During Makahiki season, Early Hawaiians honored Lono, their god of peace, prosperity, and fertility.
Festivities would get under way with the first sighting of Makalii, the constellation Pleiades, as it rises above the horizon at sunset. And the season would continue while Pleiades was visible in the night sky, often from mid-October through mid-February. During Makahiki, tributes were made, battles halted, and sporting competitions staged.
This weekend, Oahu’s Turtle Bay Resort will step back in time to honor the season with its second annual Makahiki Kuilima, a day of festivities showcasing Early Hawaiian sporting events such as hukihuki (tug of war), ulu maika (lawn bowling), uma (arm wrestling), heihei kukini (foot racing), oo ihe (spear throwing) (pictured, below), and hee holua (Hawaiian sledding) (pictured, right). Also in the lineup: artisans and crafters, educational exhibits, cultural demonstrations, island-style eats, and, of course, hula performances.
The free event, set for 8 a.m. to 4 p.m. on Sat., Jan. 12 on the resort’s North Shore grounds, is presented by Hawaiian education programs Naepuni Aloha and Ke Kula ‘o S.M. Kamakau.
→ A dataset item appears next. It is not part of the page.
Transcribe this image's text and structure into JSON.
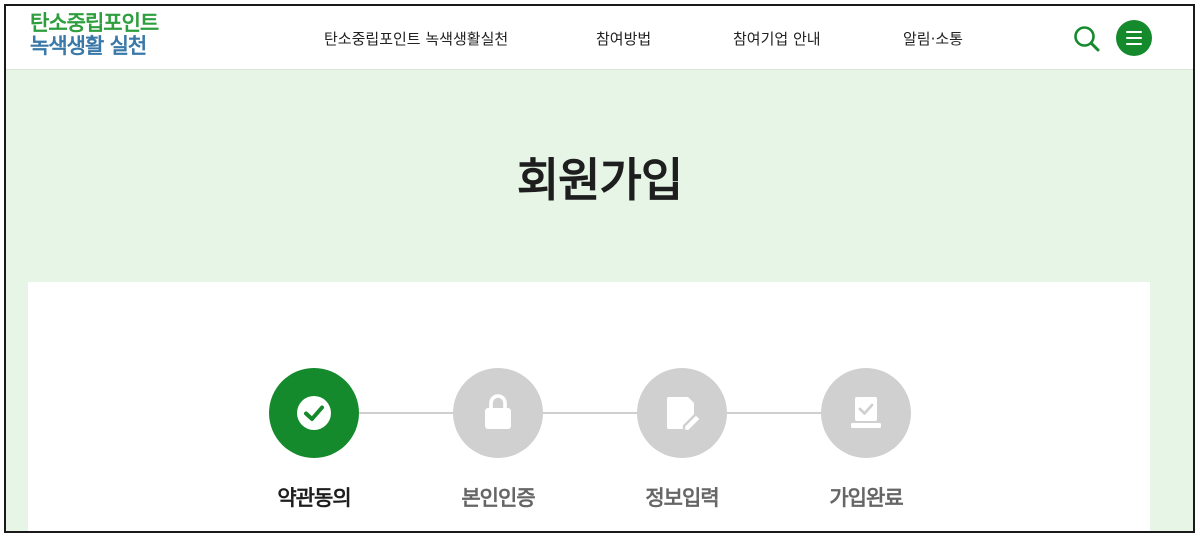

Its sponsors include the Hawaii nonprofit Kanalu, Turtle Bay Resort, and other community supporters.
In a news release, Danna Holck, Turtle Bay Resort’s vice president and general manager said, “Makahiki was an ancient Hawaiian post-harvest, new-year season.” She added, “During Makahiki, war was forbidden, and the Hawaiians spent their time celebrating the harvest, playing games, paying tribute to their chiefs, honoring the god Lono, telling stories, dancing, and feasting. We look forward to starting our new year by sharing the cultural performances and athletics of the day.”
For more information about Makahiki Kuilima, click here.
Photos: Makahiki Kuilima (2012)/Anne Stone